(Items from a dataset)
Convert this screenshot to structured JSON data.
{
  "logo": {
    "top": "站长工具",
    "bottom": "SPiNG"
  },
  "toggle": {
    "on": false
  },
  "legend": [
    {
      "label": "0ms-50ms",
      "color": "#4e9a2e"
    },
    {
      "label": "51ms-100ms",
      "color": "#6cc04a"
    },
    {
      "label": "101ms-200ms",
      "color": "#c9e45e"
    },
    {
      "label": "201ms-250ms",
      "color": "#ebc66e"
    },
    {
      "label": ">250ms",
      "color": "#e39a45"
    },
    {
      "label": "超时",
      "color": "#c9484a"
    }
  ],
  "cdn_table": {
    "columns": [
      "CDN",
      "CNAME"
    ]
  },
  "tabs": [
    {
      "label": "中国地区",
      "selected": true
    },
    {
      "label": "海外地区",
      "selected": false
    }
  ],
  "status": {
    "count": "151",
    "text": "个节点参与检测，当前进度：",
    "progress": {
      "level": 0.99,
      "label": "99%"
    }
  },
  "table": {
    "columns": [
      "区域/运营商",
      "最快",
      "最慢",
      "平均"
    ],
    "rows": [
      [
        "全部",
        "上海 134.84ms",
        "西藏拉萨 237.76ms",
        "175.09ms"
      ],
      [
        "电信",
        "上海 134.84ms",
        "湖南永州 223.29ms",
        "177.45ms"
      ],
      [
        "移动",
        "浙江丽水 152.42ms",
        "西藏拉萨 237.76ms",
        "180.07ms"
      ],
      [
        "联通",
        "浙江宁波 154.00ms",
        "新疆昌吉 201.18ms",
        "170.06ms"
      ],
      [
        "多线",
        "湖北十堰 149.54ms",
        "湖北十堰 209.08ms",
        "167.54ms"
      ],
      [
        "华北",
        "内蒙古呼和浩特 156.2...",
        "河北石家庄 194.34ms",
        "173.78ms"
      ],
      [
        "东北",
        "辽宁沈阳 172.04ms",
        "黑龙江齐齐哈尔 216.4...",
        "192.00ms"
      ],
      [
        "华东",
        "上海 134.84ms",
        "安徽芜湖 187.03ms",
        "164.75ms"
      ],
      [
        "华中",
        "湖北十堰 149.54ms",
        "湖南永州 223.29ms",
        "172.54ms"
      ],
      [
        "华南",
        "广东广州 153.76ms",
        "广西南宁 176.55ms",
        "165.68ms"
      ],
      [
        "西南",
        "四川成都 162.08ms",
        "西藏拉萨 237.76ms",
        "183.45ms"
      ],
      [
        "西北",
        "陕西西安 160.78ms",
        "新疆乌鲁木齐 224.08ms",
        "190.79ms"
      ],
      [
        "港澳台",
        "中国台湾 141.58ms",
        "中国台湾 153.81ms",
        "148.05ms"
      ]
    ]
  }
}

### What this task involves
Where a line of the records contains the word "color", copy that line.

### Written answer
      "color": "#4e9a2e"
      "color": "#6cc04a"
      "color": "#c9e45e"
      "color": "#ebc66e"
      "color": "#e39a45"
      "color": "#c9484a"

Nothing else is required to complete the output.